The country's most populous state, California includes landscapes that range from the forested northern coast to harsh southern deserts. Sandwiched right in the middle of the state is a fertile valley, home to farms, vineyards, and orchards. California's cities offer diverse attractions, from amusement parks and upscale shops to award-winning restaurants and innovative art galleries. Outside the state's big urban centers, places to visit include some of the nation's most rugged national parks, ancient forests, towering mountain peaks, and ski resorts. More than just a surfing destination famous for its beaches and winding coastal roads, California also boasts one of the world's largest economies, bolstered by the booming tech industries.

Arizona travel guide

4.3
Canyons · Geologic Formations · Hiking Trails
The Grand Canyon State
Known as the "Grand Canyon State," Arizona boasts dense forests, deep gorges, sprawling national parks, and modern ski resorts. Native American reservations take up about a quarter of the state, housing several tribes and offering visitors a chance to discover the varied cultures of the country's indigenous population. A patchwork of diverse tourist attractions, Arizona features exclusive golf courses and upscale shops, as well as cactus-covered canyons and stretches of desolate desert straight out of old Westerns, perfect for a vacation far from the city bustle. Though the state still clings to its Old West flavor, its busy college towns packed with young students from around the world exude a cosmopolitan atmosphere.

New Mexico travel guide

4.1
Specialty Museums · Geologic Formations · Historic Walking Areas
Land of Enchantment
New Mexico is a land of distinctive regional cuisine and a thriving art scene, centered around the state's cosmopolitan urban centers. Once a Spanish colony claimed by 16th-century conquistadores, New Mexico remains the home of a large Spanish-speaking population and plenty of historical places to visit. The state also contains many Native American communities, sheltering a traditional way of life irretrievably lost in most other places in the country. With large tracts of sparsely inhabited land, the state is a great vacation destination for those who want to discover one of the world's last truly untamed regions, interspersed by only a few ancient pueblos and centuries-old missionary churches.

Texas travel guide

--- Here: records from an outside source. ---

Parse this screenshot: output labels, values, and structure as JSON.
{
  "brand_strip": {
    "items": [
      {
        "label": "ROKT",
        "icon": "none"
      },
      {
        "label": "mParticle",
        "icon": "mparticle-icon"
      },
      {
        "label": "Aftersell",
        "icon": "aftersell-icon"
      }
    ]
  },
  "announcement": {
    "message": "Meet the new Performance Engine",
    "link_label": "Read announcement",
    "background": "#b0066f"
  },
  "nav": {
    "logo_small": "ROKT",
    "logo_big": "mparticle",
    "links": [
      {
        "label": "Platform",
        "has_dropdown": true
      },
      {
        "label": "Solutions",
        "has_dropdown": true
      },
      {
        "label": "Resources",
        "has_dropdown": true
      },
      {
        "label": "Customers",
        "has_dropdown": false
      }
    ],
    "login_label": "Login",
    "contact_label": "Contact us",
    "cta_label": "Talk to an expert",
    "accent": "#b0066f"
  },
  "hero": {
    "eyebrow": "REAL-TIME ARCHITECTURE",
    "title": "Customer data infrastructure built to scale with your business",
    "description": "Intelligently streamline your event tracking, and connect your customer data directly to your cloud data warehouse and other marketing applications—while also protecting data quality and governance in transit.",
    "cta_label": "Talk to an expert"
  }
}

4.2
Specialty Museums · Historic Sites · Shopping
The Lone Star State
Thanks to its size and geologic features, Texas contains diverse landscapes that closely resemble both the south and southwest of the United States. Though most people associate Texas with tracts of barren land, deserts cover only about 10 percent of the state, with most of its big population centers located in areas once covered by prairies, grasslands, and forests. As you travel from one end of Texas to the other, observe the changing terrain that ranges from coastal piney woods and swamps in the east to the mountains of the west, with rolling plains and rugged hills in the center. For a bit of urban sightseeing visit some of the state's large cities such as Houston, Dallas, or Austin, or immerse yourself in the nation's history by adding famous attractions like The Alamo to your itinerary. Take plenty of time to mingle with the locals, famous for their hospitality, generosity, and fiercely independent spirit.